In our culture of body image issues, I would even argue that calling a woman ugly or saying she (insert insult of her wardrobe here) are much more cruel than simply/repetitively/stupidly calling her a , which a woman can easily spin into an empowering concept. “Yep, I’m the who just handed your ass to you.”

Real World

On November 12, 2011 at 6:08 am

I love how bent out of shape people get over things like this but lets look at some facts before we judge this game.

1. is used a lot, but you know what is used more bastard, on about 1 to 3 ratio in the dialog. In fact is the only “bad name” Catwoman is called while Batman suffers a number of profane terms. So that argument is null as both heroes were verbally abused throughout.

2. It’s a prison…if you don’t think such terms are thrown around like this constantly I challenge you to take a walk in any prison in the country and not have the word and much worse pop up in less than 5 minutes. It is realistic to say the least.

3. Catwoman has always been the femme fatal. Her character since the start of her comic run has had a strong sexual nature. She uses that to her advantage. In many some of the most prominent batman story arcs she is/was a prostitute for much of the story. Catwoman has always used her sex appeal to further her agenda. Her character has never had inhibitions about sex, theft, or physical danger… she is a daredevil in virtually every sense of the word. So to imply that her seductive nature in the game somehow does her character wrong is a farce.


On November 12, 2011 at 4:46 pm

censoring swear words, how (in the article) pathetic, nothing less or more or insulting, just pathetic.


On November 26, 2011 at 12:18 am

sweet article Jim
honestly, the things that some people think are sexist, it’s just embarassing! Some people are just addicted to attention and think that if they find something that they can complain about. But it had to be about a woman; i mean come on, if it everyone was calling Batman an over-eccentric eco-tistic butt-munching c&*t-fu@#$ng then no-one would have bothered anything and noone would have cared. Its just pathetic (thank you Randomuser :P


On March 6, 2014 at 10:53 pm

Definitely agree that calling the game sexist is overreacting. This sounds remarkably like people throwing a fit because Django Unchained used the N-word so much. They completely missed the context there, too. Dicaprio’s character owned other human beings, so I’m pretty sure calling them by politically correct terms wasn’t a factor in his mind. If the act of slave owning can be accepted as part of the period when that movie took place, I’m pretty sure the use of common derogatory terms from the period can too. That is exactly what I see with Two-Face when he talks to Catwoman. The man is a murderer and clearly a villain, I don’t expect him to somehow make an exception to make sure his words aren’t offensive to others.


On October 21, 2014 at 9:37 pm

The thing that always gets me about sexism in games, it’s often just like those in other media. Yet you don’t see nearly as many people up in arms about books such as fifty shades of grey, or James bond movies which always have a distressed damsel part, and I don’t remember much fuss over Austin powers either.
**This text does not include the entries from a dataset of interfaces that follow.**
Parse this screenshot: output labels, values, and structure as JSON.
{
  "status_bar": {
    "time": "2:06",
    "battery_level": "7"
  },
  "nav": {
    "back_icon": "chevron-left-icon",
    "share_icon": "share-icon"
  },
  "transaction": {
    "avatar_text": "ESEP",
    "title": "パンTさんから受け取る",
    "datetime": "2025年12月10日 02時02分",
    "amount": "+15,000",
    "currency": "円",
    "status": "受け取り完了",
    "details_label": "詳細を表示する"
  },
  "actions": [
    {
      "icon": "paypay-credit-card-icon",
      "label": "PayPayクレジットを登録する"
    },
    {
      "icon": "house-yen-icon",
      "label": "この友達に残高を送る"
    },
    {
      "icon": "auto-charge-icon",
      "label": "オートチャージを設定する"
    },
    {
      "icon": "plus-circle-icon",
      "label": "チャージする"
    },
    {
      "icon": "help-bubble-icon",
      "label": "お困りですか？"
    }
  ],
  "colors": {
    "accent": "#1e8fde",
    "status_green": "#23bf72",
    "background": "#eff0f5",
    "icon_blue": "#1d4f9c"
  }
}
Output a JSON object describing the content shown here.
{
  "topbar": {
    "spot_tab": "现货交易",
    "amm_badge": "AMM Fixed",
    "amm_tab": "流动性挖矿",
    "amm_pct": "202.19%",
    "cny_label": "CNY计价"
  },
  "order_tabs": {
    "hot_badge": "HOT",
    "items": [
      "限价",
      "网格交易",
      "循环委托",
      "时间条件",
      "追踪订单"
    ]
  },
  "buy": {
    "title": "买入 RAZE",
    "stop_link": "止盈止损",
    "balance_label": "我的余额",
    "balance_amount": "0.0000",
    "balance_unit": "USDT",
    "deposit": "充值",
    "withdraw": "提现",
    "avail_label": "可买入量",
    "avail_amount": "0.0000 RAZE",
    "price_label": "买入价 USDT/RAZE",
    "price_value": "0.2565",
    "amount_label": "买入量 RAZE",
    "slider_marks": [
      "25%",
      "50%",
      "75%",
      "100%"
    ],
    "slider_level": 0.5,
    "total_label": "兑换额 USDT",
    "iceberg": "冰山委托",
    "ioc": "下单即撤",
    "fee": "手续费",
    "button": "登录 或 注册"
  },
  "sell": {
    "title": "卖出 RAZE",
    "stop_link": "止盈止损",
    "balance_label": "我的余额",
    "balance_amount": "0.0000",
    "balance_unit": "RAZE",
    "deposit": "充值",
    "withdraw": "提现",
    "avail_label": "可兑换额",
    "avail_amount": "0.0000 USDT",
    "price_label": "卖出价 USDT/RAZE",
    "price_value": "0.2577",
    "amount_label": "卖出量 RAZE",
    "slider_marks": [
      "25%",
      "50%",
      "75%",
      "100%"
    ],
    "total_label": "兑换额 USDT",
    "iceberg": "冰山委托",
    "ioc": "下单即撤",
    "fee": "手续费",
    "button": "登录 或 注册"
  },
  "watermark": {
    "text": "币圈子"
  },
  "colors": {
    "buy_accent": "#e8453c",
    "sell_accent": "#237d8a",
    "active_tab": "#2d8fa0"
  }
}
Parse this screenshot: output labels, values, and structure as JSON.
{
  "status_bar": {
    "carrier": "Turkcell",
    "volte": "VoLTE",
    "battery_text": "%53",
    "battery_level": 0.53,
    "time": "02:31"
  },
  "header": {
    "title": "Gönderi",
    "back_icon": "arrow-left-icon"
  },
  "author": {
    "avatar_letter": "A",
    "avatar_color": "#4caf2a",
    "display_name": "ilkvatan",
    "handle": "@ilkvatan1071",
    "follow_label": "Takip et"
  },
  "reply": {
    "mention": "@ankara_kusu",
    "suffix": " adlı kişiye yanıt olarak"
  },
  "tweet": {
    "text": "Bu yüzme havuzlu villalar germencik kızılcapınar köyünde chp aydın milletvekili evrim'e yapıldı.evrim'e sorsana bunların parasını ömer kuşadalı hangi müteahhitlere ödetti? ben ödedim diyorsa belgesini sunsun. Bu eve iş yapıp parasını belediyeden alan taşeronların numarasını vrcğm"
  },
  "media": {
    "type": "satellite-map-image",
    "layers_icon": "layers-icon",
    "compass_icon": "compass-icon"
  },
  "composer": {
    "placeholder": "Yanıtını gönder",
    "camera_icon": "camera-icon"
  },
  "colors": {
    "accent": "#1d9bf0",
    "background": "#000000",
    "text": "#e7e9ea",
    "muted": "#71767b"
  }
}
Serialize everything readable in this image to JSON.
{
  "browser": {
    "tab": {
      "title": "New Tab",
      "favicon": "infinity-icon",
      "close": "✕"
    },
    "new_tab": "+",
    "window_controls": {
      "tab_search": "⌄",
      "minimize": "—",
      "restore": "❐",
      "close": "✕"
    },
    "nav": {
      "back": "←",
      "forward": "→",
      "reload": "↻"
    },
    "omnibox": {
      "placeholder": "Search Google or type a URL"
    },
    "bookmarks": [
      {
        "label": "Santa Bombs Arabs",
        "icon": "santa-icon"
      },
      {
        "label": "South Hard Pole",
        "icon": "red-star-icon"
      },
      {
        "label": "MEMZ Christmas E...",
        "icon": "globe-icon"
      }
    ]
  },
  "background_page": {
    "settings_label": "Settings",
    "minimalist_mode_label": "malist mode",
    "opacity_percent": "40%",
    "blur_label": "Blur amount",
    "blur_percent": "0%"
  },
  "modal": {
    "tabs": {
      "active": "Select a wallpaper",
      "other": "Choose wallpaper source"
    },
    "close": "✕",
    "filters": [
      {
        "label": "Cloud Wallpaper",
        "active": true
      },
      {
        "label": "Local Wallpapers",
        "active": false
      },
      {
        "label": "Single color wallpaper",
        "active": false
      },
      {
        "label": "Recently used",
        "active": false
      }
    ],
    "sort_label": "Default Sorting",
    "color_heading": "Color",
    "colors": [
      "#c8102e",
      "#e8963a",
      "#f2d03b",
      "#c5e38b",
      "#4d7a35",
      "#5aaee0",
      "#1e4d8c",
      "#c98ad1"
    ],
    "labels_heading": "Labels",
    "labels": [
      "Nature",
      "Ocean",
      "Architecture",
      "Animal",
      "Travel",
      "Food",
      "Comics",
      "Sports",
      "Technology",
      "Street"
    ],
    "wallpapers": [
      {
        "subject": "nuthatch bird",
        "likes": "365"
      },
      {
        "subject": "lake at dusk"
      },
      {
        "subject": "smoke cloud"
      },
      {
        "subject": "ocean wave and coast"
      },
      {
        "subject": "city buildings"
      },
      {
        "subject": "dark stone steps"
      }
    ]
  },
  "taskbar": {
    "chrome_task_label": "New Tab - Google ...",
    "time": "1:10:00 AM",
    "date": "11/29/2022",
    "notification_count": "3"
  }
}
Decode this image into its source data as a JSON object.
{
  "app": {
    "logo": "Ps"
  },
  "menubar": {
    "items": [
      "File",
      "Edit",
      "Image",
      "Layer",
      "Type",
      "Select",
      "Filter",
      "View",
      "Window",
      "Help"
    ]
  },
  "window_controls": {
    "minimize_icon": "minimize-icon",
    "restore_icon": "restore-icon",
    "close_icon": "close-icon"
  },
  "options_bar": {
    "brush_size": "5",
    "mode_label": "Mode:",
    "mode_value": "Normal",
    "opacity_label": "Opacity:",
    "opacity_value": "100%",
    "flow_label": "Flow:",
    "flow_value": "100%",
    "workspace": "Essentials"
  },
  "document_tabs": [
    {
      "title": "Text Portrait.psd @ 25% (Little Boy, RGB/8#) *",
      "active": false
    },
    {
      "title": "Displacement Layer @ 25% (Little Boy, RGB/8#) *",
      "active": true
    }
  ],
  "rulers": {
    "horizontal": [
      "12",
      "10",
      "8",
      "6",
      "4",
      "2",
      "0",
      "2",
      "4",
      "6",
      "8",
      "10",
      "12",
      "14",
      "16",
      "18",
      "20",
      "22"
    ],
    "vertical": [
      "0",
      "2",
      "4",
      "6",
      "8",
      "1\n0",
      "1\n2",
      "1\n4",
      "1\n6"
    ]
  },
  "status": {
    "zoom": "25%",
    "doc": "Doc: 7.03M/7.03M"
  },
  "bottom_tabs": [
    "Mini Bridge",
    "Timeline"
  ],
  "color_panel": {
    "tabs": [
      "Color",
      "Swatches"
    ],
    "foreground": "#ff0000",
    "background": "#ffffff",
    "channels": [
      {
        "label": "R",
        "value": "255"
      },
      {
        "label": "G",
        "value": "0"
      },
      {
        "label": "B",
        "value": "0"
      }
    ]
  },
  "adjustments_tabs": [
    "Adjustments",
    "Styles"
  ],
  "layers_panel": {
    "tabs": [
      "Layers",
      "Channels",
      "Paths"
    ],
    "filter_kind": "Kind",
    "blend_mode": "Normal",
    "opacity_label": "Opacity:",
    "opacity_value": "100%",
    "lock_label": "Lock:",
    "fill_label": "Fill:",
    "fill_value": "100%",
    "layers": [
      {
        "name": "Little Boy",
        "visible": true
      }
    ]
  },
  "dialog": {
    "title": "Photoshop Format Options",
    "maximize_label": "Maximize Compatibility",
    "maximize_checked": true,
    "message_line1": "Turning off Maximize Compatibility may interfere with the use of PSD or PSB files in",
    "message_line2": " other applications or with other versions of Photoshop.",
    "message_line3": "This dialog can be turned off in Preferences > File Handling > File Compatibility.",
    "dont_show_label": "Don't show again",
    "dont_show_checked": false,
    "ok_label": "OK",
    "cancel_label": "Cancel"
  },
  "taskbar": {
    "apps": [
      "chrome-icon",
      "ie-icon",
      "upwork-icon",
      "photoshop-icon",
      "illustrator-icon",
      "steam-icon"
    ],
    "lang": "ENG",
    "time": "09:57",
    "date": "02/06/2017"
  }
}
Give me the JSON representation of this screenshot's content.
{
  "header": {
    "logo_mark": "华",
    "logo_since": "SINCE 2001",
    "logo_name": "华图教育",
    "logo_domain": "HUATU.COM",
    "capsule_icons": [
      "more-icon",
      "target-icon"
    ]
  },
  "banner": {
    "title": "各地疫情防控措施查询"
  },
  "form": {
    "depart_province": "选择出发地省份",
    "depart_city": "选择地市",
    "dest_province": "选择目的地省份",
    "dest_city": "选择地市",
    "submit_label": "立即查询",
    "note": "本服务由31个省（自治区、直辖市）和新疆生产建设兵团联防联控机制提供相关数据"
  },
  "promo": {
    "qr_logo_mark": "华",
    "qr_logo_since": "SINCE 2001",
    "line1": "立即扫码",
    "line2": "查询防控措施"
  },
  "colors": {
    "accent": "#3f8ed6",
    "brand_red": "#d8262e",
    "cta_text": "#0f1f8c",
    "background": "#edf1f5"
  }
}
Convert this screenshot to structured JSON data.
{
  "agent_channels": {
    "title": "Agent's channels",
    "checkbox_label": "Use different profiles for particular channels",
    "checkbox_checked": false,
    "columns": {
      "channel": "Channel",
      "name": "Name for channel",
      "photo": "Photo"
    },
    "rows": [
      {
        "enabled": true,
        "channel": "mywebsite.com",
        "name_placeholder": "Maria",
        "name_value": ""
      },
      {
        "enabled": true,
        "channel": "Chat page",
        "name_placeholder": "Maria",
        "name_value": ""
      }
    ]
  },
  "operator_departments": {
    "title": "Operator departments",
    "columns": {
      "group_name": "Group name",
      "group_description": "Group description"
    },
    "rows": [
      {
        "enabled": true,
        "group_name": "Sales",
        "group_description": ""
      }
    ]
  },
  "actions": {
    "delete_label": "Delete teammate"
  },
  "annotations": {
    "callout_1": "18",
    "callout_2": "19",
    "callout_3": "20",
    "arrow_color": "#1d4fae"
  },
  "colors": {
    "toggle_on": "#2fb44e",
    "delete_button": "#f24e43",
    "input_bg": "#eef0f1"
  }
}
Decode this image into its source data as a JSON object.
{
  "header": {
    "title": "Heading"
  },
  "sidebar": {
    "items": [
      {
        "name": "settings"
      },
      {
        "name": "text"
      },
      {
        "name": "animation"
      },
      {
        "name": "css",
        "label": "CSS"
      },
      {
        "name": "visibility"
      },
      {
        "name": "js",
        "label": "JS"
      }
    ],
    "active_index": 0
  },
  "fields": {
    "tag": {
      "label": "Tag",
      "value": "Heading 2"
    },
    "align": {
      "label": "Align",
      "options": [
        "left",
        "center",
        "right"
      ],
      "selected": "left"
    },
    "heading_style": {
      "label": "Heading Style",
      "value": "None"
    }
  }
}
Overall I rather like the article.
(Note i rather like James bond, in particularly Moon raker)
Also Ashleigh almost half of the gamers out there are female. According to the ESA about 48% are female. There is a little variation in statistics with the ERSB coming up with about 40%. That’s a pretty sizable chunk of the gaming population. The ESA’s research is the most recent one, so chances are it has grown since the ERSB did it’s research.